Posted in | News | Lithium | Mining Business

NRG Reports Completion of First Drill Hole at Salar Escondido Lithium Project

NRG Metals Inc., is pleased to announce the completion of the first drill hole at the Salar Escondido Lithium Project, Catamarca Province, Argentina. The hole was drilled to a depth of 307 meters due to hole conditions The hole bottomed in brine and the brine target remains open at depth.

At a depth of 210 meters the hole was converted from core drilling to tricone rotary drilling due to challenging drilling conditions.  Now that the hole has been terminated, the interval from 307 to 210 meters will be sampled using either a double packer or bailer system, depending upon the conditions in the hole.  

Consistent with the Company’s geophysical data and geological model, the target zone of sediments saturated with brine that could contain lithium was intersected at 140 meters, and has continued to the completed depth of 307 meters with the brine zone target open below that depth. Recent sampling in the interval from 183 to 198 meters returned   an average of 229 mg/liter lithium as reported in the Company’s press release dated December 7, 2017. Onsite quality assurance and quality control (QA/QC) was supervised by Mr. William Feyerabend, a Certified Professional Geologist and a Qualified Person under NI 43-101. Mr. Feyerabend supervised and approves the scientific and technical disclosure contained in this press release.

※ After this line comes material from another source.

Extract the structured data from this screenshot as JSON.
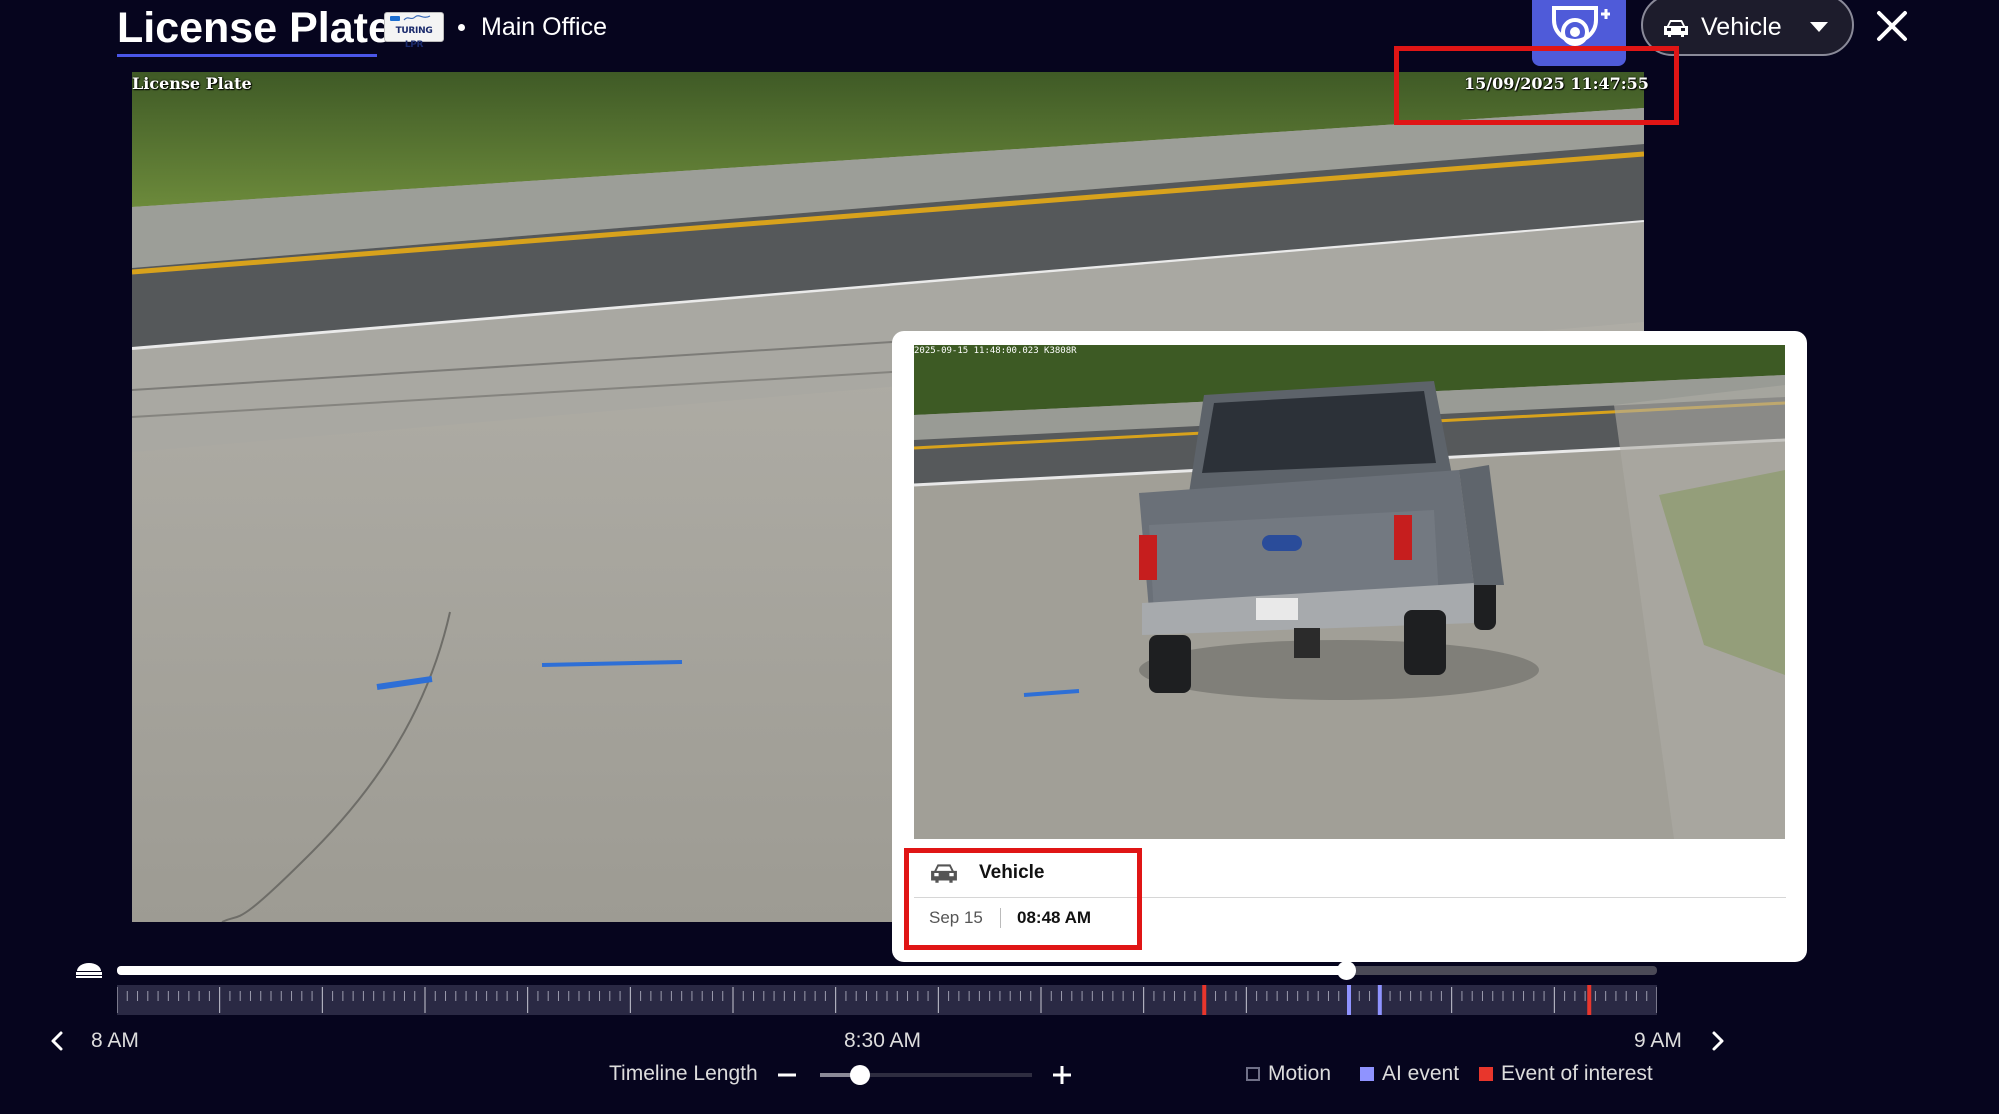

Adrian Hobkirk, CEO of NRG Metals Inc., commented, “We are very excited that we have a lithium saturated brine confirmed near the top of the target zone at Salar Escondido and the fact that the brine zone now appears to be very thick. Given that our current drilling bottoms in brine and is open at depth is very encouraging highlighting the substantial size potential of the salar. We look forward to reporting the sampling in progress and continuing the exploration at Salar Escondido to fully assess and delineate this discovery.”

The Salar Escondido is a large basin, roughly 20 by 40 kilometers in size, which is mostly covered by a series of overlapping alluvial fans. NRG’s technical team believes that a large salar with an area of at least 700 km2 had developed in the basin approximately two million years ago. After the salar was formed, it was buried by coalescing alluvial fans, and it is thus considered to be a “paleo-salar,” hence the name Salar Escondido, which means “hidden salar” in Spanish.

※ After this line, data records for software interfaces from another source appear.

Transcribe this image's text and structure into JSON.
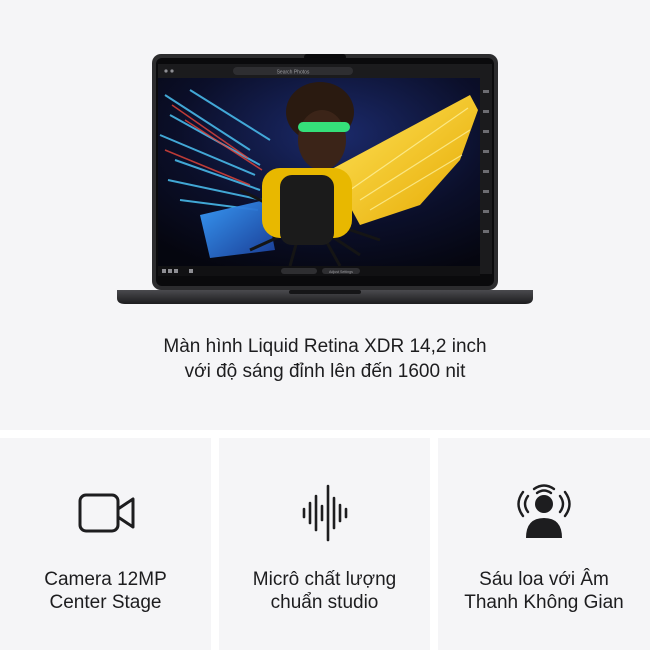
{
  "hero": {
    "caption_line1": "Màn hình Liquid Retina XDR 14,2 inch",
    "caption_line2": "với độ sáng đỉnh lên đến 1600 nit",
    "screen": {
      "search_placeholder": "Search Photos",
      "bottom_label": "Adjust Settings"
    }
  },
  "features": [
    {
      "icon": "video-camera-icon",
      "line1": "Camera 12MP",
      "line2": "Center Stage"
    },
    {
      "icon": "microphone-waveform-icon",
      "line1": "Micrô chất lượng",
      "line2": "chuẩn studio"
    },
    {
      "icon": "spatial-audio-speakers-icon",
      "line1": "Sáu loa với Âm",
      "line2": "Thanh Không Gian"
    }
  ],
  "colors": {
    "tile_background": "#f5f5f7",
    "text": "#1d1d1f",
    "laptop_body": "#2c2c2e",
    "feather_yellow": "#f2c40f",
    "feather_blue": "#2f6fd6"
  }
}
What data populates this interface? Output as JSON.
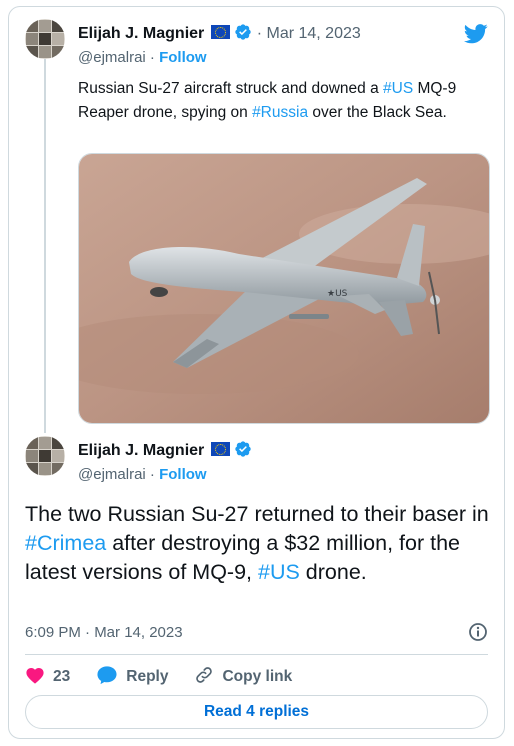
{
  "tweet1": {
    "author_name": "Elijah J. Magnier",
    "date": "· Mar 14, 2023",
    "handle": "@ejmalrai",
    "dot": "·",
    "follow_label": "Follow",
    "text_parts": [
      "Russian Su-27 aircraft struck and downed a ",
      "#US",
      " MQ-9 Reaper drone, spying on ",
      "#Russia",
      " over the Black Sea."
    ],
    "image_icon": "mq9-reaper-drone-photo"
  },
  "tweet2": {
    "author_name": "Elijah J. Magnier",
    "handle": "@ejmalrai",
    "dot": "·",
    "follow_label": "Follow",
    "text_parts": [
      "The two Russian Su-27 returned to their baser in ",
      "#Crimea",
      " after destroying a $32 million, for the latest versions of MQ-9, ",
      "#US",
      " drone."
    ],
    "timestamp": "6:09 PM · Mar 14, 2023"
  },
  "actions": {
    "like_count": "23",
    "reply_label": "Reply",
    "copy_link_label": "Copy link"
  },
  "read_replies_label": "Read 4 replies",
  "colors": {
    "accent": "#1d9bf0",
    "like": "#f91880",
    "eu_flag": "#0e47b8",
    "read_button_text": "#006fd6"
  },
  "icons": [
    "twitter-bird-icon",
    "eu-flag-icon",
    "verified-badge-icon",
    "info-icon",
    "heart-icon",
    "reply-bubble-icon",
    "link-icon"
  ]
}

Tell Us What You Think

Do you have a review, update or anything you would like to add to this news story?

Leave your feedback